GENERAL MAINTENANCE INSTRUCTIONS - CONTINUED
REPAIR INSTRUCTIONS - CONTINUED
Remove oil seals by pressing or prying out, being careful not to damage casting or adapter bore.
Always install new seal in bore using proper seal installation tool.
Painting. Upon installation, restored parts must be painted in accordance with TB 43-0209.
for detailed, illustrated instructions on proper lubrication. The following are some general practices to
Use the correct lubricant.
Clean all fittings and area around fill and drain points before lubrication.
Lubricate clean disassembled and new parts to prevent rust.
STANDARD TOOL REQUIREMENTS
The following are general practices regarding the use of tools:
Always use the proper tool kit and tools for the procedure being performed.
Ensure that tools are clean and lubricated to reduce wear and to prevent rust.
Keep track of tools. Do not be careless with them.
Return tools to toolbox when finished with repair or maintenance.
Return toolboxes and tools to tool storage when not in use.
Inventory tools before and after each use.
Some maintenance tasks may require special or fabricated tools. The "Initial Setup" of the procedure will specify any

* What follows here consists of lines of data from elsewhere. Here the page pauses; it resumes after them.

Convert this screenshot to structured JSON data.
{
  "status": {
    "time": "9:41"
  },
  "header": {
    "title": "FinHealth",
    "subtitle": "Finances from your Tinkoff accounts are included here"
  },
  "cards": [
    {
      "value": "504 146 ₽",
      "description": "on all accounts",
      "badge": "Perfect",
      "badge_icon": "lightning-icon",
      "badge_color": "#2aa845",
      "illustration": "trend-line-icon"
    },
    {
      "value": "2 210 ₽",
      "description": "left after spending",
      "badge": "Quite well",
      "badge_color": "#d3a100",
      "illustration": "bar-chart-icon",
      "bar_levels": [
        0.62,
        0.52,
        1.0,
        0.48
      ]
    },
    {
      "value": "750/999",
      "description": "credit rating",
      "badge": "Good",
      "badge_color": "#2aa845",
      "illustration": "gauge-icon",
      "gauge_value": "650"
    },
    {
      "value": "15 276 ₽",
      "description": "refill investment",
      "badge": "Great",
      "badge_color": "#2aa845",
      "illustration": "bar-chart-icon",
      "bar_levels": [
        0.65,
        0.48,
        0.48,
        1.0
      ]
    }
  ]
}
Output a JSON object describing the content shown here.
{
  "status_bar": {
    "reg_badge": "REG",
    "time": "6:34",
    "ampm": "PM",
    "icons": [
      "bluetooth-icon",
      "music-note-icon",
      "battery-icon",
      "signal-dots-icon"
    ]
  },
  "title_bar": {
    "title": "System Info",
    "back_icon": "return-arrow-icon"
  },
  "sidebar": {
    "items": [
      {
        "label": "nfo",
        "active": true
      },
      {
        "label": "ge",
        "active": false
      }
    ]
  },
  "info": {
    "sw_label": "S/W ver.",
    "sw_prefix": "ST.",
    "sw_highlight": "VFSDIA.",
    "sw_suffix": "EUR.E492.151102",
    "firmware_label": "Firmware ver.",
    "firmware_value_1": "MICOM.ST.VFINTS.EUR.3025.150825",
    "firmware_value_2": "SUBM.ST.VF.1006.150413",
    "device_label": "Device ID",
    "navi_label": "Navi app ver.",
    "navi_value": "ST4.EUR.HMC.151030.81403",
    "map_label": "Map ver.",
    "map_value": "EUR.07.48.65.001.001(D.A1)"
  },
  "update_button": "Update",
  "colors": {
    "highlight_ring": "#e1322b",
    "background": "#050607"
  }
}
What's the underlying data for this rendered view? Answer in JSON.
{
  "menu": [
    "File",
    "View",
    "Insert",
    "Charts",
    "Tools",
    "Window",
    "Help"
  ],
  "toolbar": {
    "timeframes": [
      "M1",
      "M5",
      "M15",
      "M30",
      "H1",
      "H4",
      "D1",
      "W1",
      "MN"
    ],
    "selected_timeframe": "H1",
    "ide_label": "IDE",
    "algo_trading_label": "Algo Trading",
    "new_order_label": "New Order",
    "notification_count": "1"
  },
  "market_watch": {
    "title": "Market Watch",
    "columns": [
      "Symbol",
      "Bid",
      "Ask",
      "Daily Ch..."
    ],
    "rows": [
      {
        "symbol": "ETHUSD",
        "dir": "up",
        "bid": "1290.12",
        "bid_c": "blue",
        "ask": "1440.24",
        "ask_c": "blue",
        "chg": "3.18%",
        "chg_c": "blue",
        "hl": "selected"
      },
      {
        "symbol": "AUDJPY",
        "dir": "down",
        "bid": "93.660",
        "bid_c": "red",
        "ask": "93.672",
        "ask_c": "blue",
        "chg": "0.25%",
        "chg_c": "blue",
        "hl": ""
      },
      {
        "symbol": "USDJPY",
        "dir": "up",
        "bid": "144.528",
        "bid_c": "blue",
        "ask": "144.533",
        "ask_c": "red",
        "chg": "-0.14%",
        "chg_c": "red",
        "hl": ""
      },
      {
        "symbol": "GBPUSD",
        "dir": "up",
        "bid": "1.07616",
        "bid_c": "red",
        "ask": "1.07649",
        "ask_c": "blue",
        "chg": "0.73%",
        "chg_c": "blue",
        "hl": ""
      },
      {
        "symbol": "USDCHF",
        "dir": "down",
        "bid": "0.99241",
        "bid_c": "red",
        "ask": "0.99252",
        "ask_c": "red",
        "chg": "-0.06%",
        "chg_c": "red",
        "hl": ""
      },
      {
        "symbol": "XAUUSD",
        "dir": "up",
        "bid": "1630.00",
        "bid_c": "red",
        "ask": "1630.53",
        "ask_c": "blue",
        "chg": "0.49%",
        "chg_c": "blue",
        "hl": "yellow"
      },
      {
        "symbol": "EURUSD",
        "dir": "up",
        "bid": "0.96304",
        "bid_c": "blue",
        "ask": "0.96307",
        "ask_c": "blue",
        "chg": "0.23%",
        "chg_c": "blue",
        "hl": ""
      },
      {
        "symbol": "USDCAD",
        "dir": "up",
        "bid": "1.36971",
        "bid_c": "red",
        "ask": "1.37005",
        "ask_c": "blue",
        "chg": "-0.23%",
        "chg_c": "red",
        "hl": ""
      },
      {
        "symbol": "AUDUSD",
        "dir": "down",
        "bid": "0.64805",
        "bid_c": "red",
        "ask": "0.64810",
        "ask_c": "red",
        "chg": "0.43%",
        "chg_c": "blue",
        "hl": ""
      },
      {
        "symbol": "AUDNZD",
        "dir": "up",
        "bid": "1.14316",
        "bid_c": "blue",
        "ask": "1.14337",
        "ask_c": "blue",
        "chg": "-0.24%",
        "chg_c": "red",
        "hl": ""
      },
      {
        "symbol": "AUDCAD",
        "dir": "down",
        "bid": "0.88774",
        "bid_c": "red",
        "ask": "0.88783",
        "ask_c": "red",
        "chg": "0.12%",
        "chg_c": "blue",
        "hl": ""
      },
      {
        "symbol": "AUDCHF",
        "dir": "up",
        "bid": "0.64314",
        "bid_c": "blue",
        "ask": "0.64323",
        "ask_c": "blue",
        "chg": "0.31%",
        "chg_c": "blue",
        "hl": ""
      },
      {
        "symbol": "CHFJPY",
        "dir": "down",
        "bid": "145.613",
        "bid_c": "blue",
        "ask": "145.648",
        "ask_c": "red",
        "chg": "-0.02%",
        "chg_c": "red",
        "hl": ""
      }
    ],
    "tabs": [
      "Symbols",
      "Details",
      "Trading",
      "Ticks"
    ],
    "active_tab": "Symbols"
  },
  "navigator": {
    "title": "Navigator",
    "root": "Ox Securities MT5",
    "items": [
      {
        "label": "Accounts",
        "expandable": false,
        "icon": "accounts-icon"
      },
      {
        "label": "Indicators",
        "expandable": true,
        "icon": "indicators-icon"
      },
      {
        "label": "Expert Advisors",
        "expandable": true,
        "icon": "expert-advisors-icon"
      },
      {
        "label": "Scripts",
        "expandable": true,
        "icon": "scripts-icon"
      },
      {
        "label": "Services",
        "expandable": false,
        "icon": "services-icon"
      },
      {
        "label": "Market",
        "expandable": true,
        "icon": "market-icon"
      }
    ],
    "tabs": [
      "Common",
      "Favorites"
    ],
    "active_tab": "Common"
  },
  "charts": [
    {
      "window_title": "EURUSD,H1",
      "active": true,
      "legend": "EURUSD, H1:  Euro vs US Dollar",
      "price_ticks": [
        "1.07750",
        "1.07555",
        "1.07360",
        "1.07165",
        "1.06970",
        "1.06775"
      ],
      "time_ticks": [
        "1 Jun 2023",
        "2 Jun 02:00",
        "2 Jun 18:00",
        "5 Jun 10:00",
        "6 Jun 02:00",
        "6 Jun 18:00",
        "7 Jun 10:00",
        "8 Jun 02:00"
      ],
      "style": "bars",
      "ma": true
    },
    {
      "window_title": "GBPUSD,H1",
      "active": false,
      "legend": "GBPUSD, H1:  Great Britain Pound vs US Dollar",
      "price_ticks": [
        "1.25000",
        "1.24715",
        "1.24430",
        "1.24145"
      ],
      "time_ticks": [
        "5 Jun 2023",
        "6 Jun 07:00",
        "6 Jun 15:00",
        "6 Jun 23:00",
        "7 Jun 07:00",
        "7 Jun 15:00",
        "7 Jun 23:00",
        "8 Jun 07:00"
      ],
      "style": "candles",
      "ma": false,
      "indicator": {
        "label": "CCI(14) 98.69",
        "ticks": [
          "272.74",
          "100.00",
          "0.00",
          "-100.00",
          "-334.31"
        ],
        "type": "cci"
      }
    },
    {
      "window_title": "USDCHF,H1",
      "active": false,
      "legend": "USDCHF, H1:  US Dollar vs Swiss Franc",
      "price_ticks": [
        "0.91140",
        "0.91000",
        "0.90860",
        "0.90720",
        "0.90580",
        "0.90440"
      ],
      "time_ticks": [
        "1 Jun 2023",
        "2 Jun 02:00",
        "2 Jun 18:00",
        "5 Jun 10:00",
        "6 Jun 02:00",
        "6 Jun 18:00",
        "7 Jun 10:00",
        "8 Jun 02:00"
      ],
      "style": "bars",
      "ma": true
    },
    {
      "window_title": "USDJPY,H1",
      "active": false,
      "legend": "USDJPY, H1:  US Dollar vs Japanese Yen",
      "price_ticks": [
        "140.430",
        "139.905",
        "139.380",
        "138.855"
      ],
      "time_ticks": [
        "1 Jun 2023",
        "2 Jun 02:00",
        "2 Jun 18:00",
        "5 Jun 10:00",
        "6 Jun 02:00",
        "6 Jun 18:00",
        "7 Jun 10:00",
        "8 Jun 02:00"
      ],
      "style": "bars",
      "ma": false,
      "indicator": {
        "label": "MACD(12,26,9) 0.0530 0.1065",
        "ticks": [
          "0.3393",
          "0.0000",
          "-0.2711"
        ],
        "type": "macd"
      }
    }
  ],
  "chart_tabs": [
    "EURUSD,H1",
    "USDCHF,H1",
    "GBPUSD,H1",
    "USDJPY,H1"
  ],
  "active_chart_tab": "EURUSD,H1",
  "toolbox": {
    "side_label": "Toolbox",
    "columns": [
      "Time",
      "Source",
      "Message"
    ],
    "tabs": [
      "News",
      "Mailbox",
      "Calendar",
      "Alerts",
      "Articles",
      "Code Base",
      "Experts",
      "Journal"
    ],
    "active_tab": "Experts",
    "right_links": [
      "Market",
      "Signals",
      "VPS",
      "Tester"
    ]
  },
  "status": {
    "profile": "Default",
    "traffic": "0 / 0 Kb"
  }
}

special or fabricated tools needed to perform that procedure. Use these special tools only for the maintenance procedures
for which they are designed or called out. If you are unfamiliar with a required tool, see your supervisor.
When tightening fasteners, use torque value as specified in Torque Limits (WP 0351 00).
If a unique torque value is required, it will be provided in the procedural step of the task.
Use marker tags to identify all electrical wires, fuel, oil, coolant, and hydraulic lines, and any other parts which may be
hard to identify or replace later. Fasten tags to parts during removal by wrapping wire fasteners around or through parts
and twisting ends together. Position tags to be out of the way during cleaning, inspection, and repair. Mark tags with a
pencil, pen, or marker.
Whenever possible, identify electrical wires with the number of the terminal or wire to which it connects. If no markings
can be found, tag both wires or wire and terminal, and use the same identifying mark for both. If you cannot tag a wire
because it must fit through a small hole or you cannot reach it, write down the description of the wire and the point to
which it connects or draw a simple diagram on paper. Be sure to write down enough information so you will be able to
properly connect the wires during assembly. If you need to identify a loose wire, look for identifying number near end of
the wire, stamped on a permanent metal tag. Compare the number to wire numbers on the appropriate electrical sche-